● ASSIGNED TASK
These entries are to be set down again exactly.

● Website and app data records
=== Section Start ===

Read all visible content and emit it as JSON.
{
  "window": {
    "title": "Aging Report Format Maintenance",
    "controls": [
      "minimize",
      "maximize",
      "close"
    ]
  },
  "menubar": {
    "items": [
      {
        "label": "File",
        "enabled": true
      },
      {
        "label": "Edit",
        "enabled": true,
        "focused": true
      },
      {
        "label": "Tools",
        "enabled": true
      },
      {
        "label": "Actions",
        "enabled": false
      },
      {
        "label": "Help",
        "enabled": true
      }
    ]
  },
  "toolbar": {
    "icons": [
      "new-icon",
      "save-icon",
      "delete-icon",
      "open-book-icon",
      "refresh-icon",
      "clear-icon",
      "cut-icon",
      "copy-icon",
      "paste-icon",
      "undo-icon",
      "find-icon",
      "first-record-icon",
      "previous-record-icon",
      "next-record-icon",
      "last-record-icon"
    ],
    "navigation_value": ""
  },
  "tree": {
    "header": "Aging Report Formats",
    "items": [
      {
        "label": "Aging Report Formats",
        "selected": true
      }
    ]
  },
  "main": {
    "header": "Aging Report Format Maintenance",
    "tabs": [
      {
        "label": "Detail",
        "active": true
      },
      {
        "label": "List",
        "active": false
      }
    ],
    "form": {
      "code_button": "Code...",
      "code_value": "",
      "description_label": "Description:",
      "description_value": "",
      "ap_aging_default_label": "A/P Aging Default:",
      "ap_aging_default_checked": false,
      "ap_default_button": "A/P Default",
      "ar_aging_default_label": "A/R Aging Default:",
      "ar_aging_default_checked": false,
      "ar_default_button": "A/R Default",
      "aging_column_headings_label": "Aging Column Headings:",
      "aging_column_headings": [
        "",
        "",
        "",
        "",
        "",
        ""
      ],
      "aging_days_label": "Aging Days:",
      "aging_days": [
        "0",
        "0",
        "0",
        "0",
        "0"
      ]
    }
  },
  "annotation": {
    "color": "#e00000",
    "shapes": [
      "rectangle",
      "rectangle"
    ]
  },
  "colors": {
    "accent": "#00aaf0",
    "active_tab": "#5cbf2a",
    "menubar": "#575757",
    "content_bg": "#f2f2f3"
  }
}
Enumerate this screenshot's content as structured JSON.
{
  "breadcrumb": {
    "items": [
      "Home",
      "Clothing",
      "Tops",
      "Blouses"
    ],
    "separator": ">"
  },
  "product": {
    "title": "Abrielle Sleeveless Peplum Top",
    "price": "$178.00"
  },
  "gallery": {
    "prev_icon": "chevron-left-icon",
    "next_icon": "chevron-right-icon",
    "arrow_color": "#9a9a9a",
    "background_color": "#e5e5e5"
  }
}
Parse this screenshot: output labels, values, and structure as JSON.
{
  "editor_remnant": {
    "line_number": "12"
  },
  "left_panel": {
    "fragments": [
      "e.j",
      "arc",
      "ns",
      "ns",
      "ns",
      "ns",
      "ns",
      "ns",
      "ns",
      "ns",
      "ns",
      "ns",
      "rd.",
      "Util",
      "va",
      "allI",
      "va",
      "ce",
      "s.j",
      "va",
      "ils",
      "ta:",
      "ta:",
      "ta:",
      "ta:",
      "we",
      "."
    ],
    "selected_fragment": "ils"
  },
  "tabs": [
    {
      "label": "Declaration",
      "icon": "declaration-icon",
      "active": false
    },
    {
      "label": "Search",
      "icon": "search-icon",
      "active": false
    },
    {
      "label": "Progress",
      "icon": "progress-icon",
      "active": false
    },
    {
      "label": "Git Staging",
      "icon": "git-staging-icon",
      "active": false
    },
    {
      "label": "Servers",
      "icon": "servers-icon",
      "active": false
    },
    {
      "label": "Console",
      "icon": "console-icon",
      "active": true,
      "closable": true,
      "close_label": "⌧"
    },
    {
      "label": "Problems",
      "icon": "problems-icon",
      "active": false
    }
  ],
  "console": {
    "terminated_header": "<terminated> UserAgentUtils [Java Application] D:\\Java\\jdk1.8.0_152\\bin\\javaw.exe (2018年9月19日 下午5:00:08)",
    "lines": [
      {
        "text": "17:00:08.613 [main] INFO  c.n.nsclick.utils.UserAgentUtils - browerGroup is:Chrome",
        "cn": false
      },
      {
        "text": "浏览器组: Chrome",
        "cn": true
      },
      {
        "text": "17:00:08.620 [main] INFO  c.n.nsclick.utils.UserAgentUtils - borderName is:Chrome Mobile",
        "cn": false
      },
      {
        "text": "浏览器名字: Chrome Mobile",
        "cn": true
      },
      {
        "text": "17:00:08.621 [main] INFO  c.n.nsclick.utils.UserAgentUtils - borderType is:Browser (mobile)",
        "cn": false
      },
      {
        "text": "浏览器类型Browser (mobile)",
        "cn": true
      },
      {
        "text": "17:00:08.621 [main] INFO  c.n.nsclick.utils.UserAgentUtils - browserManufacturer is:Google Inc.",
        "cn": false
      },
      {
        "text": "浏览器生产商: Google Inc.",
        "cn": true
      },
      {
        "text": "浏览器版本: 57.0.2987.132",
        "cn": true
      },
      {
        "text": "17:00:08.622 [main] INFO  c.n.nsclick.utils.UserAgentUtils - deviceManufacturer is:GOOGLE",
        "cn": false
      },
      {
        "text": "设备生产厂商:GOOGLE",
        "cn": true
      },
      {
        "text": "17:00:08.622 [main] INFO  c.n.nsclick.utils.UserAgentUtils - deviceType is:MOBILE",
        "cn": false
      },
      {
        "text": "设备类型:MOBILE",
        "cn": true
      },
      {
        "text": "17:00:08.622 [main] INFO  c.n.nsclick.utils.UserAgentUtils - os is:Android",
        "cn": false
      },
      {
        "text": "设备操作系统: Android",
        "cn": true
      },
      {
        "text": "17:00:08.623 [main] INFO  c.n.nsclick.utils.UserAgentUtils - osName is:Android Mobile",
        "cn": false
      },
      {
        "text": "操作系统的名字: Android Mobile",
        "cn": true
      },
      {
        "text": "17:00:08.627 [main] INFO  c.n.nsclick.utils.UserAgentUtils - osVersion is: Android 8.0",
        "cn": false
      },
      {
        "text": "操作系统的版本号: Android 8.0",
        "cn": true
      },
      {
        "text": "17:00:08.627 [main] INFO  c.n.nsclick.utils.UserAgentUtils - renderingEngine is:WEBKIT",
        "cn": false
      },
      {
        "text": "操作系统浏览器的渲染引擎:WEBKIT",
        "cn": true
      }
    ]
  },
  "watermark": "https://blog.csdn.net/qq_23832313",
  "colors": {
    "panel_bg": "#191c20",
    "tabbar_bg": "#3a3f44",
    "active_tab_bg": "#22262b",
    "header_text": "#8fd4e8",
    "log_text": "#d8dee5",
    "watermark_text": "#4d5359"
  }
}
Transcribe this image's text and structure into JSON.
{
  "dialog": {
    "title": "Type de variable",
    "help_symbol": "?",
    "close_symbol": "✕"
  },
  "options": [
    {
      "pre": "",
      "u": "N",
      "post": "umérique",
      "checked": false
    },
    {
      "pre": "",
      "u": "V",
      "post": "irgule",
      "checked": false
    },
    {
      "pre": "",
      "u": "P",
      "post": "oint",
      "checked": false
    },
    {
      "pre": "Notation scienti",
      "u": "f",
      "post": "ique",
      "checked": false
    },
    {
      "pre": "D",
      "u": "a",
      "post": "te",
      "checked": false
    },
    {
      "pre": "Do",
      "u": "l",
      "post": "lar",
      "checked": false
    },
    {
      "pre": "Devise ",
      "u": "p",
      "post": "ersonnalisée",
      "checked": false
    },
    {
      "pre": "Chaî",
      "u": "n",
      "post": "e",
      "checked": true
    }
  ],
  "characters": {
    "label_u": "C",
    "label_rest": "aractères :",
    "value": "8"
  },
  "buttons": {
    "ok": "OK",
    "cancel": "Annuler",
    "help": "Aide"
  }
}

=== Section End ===

● RESULT OF THIS EXERCISE
Read all visible content and emit it as JSON.
{
  "window": {
    "title": "Aging Report Format Maintenance",
    "controls": [
      "minimize",
      "maximize",
      "close"
    ]
  },
  "menubar": {
    "items": [
      {
        "label": "File",
        "enabled": true
      },
      {
        "label": "Edit",
        "enabled": true,
        "focused": true
      },
      {
        "label": "Tools",
        "enabled": true
      },
      {
        "label": "Actions",
        "enabled": false
      },
      {
        "label": "Help",
        "enabled": true
      }
    ]
  },
  "toolbar": {
    "icons": [
      "new-icon",
      "save-icon",
      "delete-icon",
      "open-book-icon",
      "refresh-icon",
      "clear-icon",
      "cut-icon",
      "copy-icon",
      "paste-icon",
      "undo-icon",
      "find-icon",
      "first-record-icon",
      "previous-record-icon",
      "next-record-icon",
      "last-record-icon"
    ],
    "navigation_value": ""
  },
  "tree": {
    "header": "Aging Report Formats",
    "items": [
      {
        "label": "Aging Report Formats",
        "selected": true
      }
    ]
  },
  "main": {
    "header": "Aging Report Format Maintenance",
    "tabs": [
      {
        "label": "Detail",
        "active": true
      },
      {
        "label": "List",
        "active": false
      }
    ],
    "form": {
      "code_button": "Code...",
      "code_value": "",
      "description_label": "Description:",
      "description_value": "",
      "ap_aging_default_label": "A/P Aging Default:",
      "ap_aging_default_checked": false,
      "ap_default_button": "A/P Default",
      "ar_aging_default_label": "A/R Aging Default:",
      "ar_aging_default_checked": false,
      "ar_default_button": "A/R Default",
      "aging_column_headings_label": "Aging Column Headings:",
      "aging_column_headings": [
        "",
        "",
        "",
        "",
        "",
        ""
      ],
      "aging_days_label": "Aging Days:",
      "aging_days": [
        "0",
        "0",
        "0",
        "0",
        "0"
      ]
    }
  },
  "annotation": {
    "color": "#e00000",
    "shapes": [
      "rectangle",
      "rectangle"
    ]
  },
  "colors": {
    "accent": "#00aaf0",
    "active_tab": "#5cbf2a",
    "menubar": "#575757",
    "content_bg": "#f2f2f3"
  }
}
Enumerate this screenshot's content as structured JSON.
{
  "breadcrumb": {
    "items": [
      "Home",
      "Clothing",
      "Tops",
      "Blouses"
    ],
    "separator": ">"
  },
  "product": {
    "title": "Abrielle Sleeveless Peplum Top",
    "price": "$178.00"
  },
  "gallery": {
    "prev_icon": "chevron-left-icon",
    "next_icon": "chevron-right-icon",
    "arrow_color": "#9a9a9a",
    "background_color": "#e5e5e5"
  }
}
Parse this screenshot: output labels, values, and structure as JSON.
{
  "editor_remnant": {
    "line_number": "12"
  },
  "left_panel": {
    "fragments": [
      "e.j",
      "arc",
      "ns",
      "ns",
      "ns",
      "ns",
      "ns",
      "ns",
      "ns",
      "ns",
      "ns",
      "ns",
      "rd.",
      "Util",
      "va",
      "allI",
      "va",
      "ce",
      "s.j",
      "va",
      "ils",
      "ta:",
      "ta:",
      "ta:",
      "ta:",
      "we",
      "."
    ],
    "selected_fragment": "ils"
  },
  "tabs": [
    {
      "label": "Declaration",
      "icon": "declaration-icon",
      "active": false
    },
    {
      "label": "Search",
      "icon": "search-icon",
      "active": false
    },
    {
      "label": "Progress",
      "icon": "progress-icon",
      "active": false
    },
    {
      "label": "Git Staging",
      "icon": "git-staging-icon",
      "active": false
    },
    {
      "label": "Servers",
      "icon": "servers-icon",
      "active": false
    },
    {
      "label": "Console",
      "icon": "console-icon",
      "active": true,
      "closable": true,
      "close_label": "⌧"
    },
    {
      "label": "Problems",
      "icon": "problems-icon",
      "active": false
    }
  ],
  "console": {
    "terminated_header": "<terminated> UserAgentUtils [Java Application] D:\\Java\\jdk1.8.0_152\\bin\\javaw.exe (2018年9月19日 下午5:00:08)",
    "lines": [
      {
        "text": "17:00:08.613 [main] INFO  c.n.nsclick.utils.UserAgentUtils - browerGroup is:Chrome",
        "cn": false
      },
      {
        "text": "浏览器组: Chrome",
        "cn": true
      },
      {
        "text": "17:00:08.620 [main] INFO  c.n.nsclick.utils.UserAgentUtils - borderName is:Chrome Mobile",
        "cn": false
      },
      {
        "text": "浏览器名字: Chrome Mobile",
        "cn": true
      },
      {
        "text": "17:00:08.621 [main] INFO  c.n.nsclick.utils.UserAgentUtils - borderType is:Browser (mobile)",
        "cn": false
      },
      {
        "text": "浏览器类型Browser (mobile)",
        "cn": true
      },
      {
        "text": "17:00:08.621 [main] INFO  c.n.nsclick.utils.UserAgentUtils - browserManufacturer is:Google Inc.",
        "cn": false
      },
      {
        "text": "浏览器生产商: Google Inc.",
        "cn": true
      },
      {
        "text": "浏览器版本: 57.0.2987.132",
        "cn": true
      },
      {
        "text": "17:00:08.622 [main] INFO  c.n.nsclick.utils.UserAgentUtils - deviceManufacturer is:GOOGLE",
        "cn": false
      },
      {
        "text": "设备生产厂商:GOOGLE",
        "cn": true
      },
      {
        "text": "17:00:08.622 [main] INFO  c.n.nsclick.utils.UserAgentUtils - deviceType is:MOBILE",
        "cn": false
      },
      {
        "text": "设备类型:MOBILE",
        "cn": true
      },
      {
        "text": "17:00:08.622 [main] INFO  c.n.nsclick.utils.UserAgentUtils - os is:Android",
        "cn": false
      },
      {
        "text": "设备操作系统: Android",
        "cn": true
      },
      {
        "text": "17:00:08.623 [main] INFO  c.n.nsclick.utils.UserAgentUtils - osName is:Android Mobile",
        "cn": false
      },
      {
        "text": "操作系统的名字: Android Mobile",
        "cn": true
      },
      {
        "text": "17:00:08.627 [main] INFO  c.n.nsclick.utils.UserAgentUtils - osVersion is: Android 8.0",
        "cn": false
      },
      {
        "text": "操作系统的版本号: Android 8.0",
        "cn": true
      },
      {
        "text": "17:00:08.627 [main] INFO  c.n.nsclick.utils.UserAgentUtils - renderingEngine is:WEBKIT",
        "cn": false
      },
      {
        "text": "操作系统浏览器的渲染引擎:WEBKIT",
        "cn": true
      }
    ]
  },
  "watermark": "https://blog.csdn.net/qq_23832313",
  "colors": {
    "panel_bg": "#191c20",
    "tabbar_bg": "#3a3f44",
    "active_tab_bg": "#22262b",
    "header_text": "#8fd4e8",
    "log_text": "#d8dee5",
    "watermark_text": "#4d5359"
  }
}
Transcribe this image's text and structure into JSON.
{
  "dialog": {
    "title": "Type de variable",
    "help_symbol": "?",
    "close_symbol": "✕"
  },
  "options": [
    {
      "pre": "",
      "u": "N",
      "post": "umérique",
      "checked": false
    },
    {
      "pre": "",
      "u": "V",
      "post": "irgule",
      "checked": false
    },
    {
      "pre": "",
      "u": "P",
      "post": "oint",
      "checked": false
    },
    {
      "pre": "Notation scienti",
      "u": "f",
      "post": "ique",
      "checked": false
    },
    {
      "pre": "D",
      "u": "a",
      "post": "te",
      "checked": false
    },
    {
      "pre": "Do",
      "u": "l",
      "post": "lar",
      "checked": false
    },
    {
      "pre": "Devise ",
      "u": "p",
      "post": "ersonnalisée",
      "checked": false
    },
    {
      "pre": "Chaî",
      "u": "n",
      "post": "e",
      "checked": true
    }
  ],
  "characters": {
    "label_u": "C",
    "label_rest": "aractères :",
    "value": "8"
  },
  "buttons": {
    "ok": "OK",
    "cancel": "Annuler",
    "help": "Aide"
  }
}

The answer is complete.